Telegraph Pole and Tree in the fof

The Fenland landscape belongs to Winter. In football terms, Summer relegates the Fenlands to the third division or possibly a non-league team. How do you compete with the beauty of the English Lakes, the peak district and Dartmoor? There is nothing of the traditional picturesque here but there is something elemental and prosaic. This is a functional world of telegraph poles, dykes, rivers, drainage ditches, tree lines, and flat open fields. Winter strips away all delusions and leaves us with brutal yet magnificent honesty and directness.

‘Patchwork’ 40 x 51 cm Acrylic on 300 gsm paper
‘Patchwork’ Detail

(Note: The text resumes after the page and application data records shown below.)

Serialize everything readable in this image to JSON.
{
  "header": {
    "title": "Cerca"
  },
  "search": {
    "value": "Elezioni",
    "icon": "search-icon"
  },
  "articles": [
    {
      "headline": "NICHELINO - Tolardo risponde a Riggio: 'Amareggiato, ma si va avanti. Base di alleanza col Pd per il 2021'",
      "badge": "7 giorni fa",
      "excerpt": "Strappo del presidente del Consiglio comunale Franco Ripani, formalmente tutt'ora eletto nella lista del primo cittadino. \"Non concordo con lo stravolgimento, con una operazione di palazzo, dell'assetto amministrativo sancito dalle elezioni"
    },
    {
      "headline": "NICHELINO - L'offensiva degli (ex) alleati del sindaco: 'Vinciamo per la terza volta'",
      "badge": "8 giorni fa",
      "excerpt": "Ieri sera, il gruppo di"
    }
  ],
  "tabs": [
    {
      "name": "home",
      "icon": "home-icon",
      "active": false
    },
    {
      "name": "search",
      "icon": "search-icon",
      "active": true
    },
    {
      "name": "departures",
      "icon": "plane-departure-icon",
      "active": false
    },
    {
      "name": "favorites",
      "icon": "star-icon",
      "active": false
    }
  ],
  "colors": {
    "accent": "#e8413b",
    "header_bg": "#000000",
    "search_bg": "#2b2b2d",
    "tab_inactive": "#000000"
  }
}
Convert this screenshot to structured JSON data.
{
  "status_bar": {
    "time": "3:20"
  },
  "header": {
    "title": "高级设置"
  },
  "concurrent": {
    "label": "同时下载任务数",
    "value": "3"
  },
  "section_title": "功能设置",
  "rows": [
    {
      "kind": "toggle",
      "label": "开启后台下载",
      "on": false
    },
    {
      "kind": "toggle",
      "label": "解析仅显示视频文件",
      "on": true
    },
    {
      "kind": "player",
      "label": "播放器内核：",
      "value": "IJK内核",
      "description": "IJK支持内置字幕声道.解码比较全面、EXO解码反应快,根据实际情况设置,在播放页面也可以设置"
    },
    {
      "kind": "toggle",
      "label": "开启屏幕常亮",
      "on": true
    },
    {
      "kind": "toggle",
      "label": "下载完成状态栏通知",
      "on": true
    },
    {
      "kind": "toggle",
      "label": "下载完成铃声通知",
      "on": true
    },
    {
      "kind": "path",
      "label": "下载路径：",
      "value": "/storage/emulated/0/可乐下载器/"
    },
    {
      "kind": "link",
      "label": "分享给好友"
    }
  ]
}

Language is a wonderful invention, the moment we are presented with a new word, meanings shift and change, conjuring a world of ideas and thoughts. This painting is a patchwork of shapes inspired by the work of the Swiss artist Paul Klee. It uses geometric shapes, intense tonal contrast and iridescent highlights. There is a suggestion of land enclosures, rivers, lakes and isolated dwellings. There is also a strong sense of rhythm and chord like sequences of colour. It is designed to be warm, uplifting and meditative. I loved the process of creating it.

Ely Cathedral and

Photography differs from painting. Paintings liberate the artist from the tyranny of the subject and the objectivity of the lens. You can manipulate a photograph to create impossible realities and surreal events, but the light from objects passing through an optic is the starting point. Chance is a key element in a successful photograph, the chance alignment of distinct elements such as lighting, weather, people and place. What are the chances of standing in front of Ely Cathedral in a dense fog as a silhouetted monastic figure walks towards the Gothic doorway? Clearly, much higher than you would imagine if you photograph the Cathedral as many times as I do.

Lumix G9 Olympus 12-40 mm lens